PROBLEM TO SOLVE:
Tally the lines in the data that follows that include the word "支出金额", and report nothing but the total.

SUPPLIED RECORDS:
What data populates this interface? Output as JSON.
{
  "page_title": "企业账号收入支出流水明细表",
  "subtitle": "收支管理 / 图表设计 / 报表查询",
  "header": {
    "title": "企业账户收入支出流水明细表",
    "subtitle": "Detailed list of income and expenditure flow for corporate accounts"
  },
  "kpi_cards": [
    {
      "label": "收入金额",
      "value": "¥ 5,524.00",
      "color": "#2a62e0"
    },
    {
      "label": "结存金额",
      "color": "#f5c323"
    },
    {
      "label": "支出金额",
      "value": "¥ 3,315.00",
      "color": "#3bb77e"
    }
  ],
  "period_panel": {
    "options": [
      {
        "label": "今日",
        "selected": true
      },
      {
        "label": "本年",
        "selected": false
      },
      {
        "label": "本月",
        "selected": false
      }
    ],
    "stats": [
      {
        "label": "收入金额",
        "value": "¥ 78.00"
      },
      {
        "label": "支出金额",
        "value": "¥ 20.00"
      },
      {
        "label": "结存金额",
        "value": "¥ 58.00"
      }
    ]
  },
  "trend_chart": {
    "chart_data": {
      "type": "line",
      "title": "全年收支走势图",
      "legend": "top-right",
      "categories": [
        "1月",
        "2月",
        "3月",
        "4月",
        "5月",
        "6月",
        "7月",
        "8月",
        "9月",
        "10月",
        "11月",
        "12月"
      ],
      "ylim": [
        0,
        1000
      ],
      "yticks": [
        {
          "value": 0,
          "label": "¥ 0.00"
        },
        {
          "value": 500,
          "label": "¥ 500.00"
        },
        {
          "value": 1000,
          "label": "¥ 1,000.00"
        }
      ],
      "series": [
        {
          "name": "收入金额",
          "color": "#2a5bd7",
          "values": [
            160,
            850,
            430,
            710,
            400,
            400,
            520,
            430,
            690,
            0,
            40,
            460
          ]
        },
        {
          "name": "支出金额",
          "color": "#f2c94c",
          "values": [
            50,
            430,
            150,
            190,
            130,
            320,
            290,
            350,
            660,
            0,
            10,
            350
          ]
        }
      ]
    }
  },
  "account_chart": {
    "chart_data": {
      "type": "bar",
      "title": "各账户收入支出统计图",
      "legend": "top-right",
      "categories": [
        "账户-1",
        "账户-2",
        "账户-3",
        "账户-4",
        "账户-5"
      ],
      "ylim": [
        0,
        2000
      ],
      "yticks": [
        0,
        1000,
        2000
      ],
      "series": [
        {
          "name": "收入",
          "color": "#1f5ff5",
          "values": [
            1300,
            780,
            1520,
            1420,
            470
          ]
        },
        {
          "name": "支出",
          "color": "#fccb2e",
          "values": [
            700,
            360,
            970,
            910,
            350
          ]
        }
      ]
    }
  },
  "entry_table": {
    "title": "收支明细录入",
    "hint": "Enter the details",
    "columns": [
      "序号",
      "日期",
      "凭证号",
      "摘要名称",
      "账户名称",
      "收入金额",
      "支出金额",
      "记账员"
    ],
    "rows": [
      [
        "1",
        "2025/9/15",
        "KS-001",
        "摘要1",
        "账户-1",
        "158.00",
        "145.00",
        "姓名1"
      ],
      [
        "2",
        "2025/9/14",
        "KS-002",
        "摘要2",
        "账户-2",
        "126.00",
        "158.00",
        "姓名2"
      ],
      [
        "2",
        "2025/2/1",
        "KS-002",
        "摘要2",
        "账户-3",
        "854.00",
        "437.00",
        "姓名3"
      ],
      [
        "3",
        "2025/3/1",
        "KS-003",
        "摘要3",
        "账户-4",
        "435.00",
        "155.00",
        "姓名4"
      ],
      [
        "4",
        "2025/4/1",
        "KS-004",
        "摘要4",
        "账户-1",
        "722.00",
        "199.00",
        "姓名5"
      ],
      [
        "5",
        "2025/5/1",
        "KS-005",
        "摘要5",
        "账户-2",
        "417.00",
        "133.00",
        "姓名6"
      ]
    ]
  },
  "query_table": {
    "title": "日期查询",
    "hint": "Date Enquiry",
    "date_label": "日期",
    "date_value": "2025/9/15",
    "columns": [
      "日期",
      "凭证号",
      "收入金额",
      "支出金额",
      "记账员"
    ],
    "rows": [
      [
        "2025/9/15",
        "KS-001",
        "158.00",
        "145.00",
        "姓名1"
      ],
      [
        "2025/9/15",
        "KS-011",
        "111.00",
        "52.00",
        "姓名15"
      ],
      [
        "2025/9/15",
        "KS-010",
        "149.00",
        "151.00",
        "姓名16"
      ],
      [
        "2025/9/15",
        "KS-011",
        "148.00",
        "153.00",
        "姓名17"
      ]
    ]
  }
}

RESPONSE AREA:
5